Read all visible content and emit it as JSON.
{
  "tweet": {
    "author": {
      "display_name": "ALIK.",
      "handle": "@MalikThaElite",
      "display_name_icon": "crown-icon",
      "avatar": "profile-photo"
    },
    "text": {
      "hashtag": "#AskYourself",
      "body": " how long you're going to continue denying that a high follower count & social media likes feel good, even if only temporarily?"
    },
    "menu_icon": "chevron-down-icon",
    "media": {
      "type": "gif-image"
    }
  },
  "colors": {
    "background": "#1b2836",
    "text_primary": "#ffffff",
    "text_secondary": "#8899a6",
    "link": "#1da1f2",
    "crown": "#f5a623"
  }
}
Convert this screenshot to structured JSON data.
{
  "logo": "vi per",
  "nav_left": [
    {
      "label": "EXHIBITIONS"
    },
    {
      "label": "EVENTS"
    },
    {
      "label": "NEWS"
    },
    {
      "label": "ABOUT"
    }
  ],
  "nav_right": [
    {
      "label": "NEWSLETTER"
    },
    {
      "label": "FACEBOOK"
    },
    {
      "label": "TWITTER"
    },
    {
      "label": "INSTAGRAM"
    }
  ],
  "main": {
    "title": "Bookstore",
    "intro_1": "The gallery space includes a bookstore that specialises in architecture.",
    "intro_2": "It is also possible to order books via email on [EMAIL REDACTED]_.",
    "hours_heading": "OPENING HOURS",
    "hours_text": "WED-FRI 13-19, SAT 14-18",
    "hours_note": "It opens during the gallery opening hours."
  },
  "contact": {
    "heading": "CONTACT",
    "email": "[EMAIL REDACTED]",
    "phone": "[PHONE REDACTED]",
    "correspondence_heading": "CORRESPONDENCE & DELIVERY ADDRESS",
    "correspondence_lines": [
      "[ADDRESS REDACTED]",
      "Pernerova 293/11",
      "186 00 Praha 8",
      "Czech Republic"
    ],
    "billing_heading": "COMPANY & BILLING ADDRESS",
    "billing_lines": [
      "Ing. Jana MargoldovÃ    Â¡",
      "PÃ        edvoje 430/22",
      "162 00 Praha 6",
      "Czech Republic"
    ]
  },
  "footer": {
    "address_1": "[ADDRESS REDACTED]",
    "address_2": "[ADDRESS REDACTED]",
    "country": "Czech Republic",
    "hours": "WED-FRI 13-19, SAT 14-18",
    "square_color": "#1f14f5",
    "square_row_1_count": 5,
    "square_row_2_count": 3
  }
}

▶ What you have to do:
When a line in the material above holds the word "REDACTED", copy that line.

▶ Exercise answer:
    "intro_2": "It is also possible to order books via email on [EMAIL REDACTED]_.",
    "email": "[EMAIL REDACTED]",
    "phone": "[PHONE REDACTED]",
      "[ADDRESS REDACTED]",
    "address_1": "[ADDRESS REDACTED]",
    "address_2": "[ADDRESS REDACTED]",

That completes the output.